--- Data records ---

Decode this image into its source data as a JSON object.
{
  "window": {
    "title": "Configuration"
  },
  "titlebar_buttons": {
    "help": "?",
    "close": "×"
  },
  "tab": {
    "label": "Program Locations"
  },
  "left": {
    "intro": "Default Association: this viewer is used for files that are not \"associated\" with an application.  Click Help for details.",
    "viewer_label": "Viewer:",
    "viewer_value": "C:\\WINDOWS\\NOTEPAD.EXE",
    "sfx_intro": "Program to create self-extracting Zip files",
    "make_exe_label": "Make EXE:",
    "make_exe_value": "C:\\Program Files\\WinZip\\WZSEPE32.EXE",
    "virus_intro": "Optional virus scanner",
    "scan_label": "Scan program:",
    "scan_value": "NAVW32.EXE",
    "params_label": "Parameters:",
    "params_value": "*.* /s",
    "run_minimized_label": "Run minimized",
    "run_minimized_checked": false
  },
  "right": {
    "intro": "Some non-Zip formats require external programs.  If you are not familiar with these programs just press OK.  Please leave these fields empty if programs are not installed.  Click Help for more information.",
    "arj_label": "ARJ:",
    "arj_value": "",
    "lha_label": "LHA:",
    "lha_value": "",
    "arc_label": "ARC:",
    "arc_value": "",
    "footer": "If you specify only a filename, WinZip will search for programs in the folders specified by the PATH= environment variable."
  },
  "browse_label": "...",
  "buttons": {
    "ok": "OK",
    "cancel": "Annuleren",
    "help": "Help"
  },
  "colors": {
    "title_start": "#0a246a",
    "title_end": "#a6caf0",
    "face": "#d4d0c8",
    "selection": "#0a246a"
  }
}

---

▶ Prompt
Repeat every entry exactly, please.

▶ Answer to the problem
Decode this image into its source data as a JSON object.
{
  "window": {
    "title": "Configuration"
  },
  "titlebar_buttons": {
    "help": "?",
    "close": "×"
  },
  "tab": {
    "label": "Program Locations"
  },
  "left": {
    "intro": "Default Association: this viewer is used for files that are not \"associated\" with an application.  Click Help for details.",
    "viewer_label": "Viewer:",
    "viewer_value": "C:\\WINDOWS\\NOTEPAD.EXE",
    "sfx_intro": "Program to create self-extracting Zip files",
    "make_exe_label": "Make EXE:",
    "make_exe_value": "C:\\Program Files\\WinZip\\WZSEPE32.EXE",
    "virus_intro": "Optional virus scanner",
    "scan_label": "Scan program:",
    "scan_value": "NAVW32.EXE",
    "params_label": "Parameters:",
    "params_value": "*.* /s",
    "run_minimized_label": "Run minimized",
    "run_minimized_checked": false
  },
  "right": {
    "intro": "Some non-Zip formats require external programs.  If you are not familiar with these programs just press OK.  Please leave these fields empty if programs are not installed.  Click Help for more information.",
    "arj_label": "ARJ:",
    "arj_value": "",
    "lha_label": "LHA:",
    "lha_value": "",
    "arc_label": "ARC:",
    "arc_value": "",
    "footer": "If you specify only a filename, WinZip will search for programs in the folders specified by the PATH= environment variable."
  },
  "browse_label": "...",
  "buttons": {
    "ok": "OK",
    "cancel": "Annuleren",
    "help": "Help"
  },
  "colors": {
    "title_start": "#0a246a",
    "title_end": "#a6caf0",
    "face": "#d4d0c8",
    "selection": "#0a246a"
  }
}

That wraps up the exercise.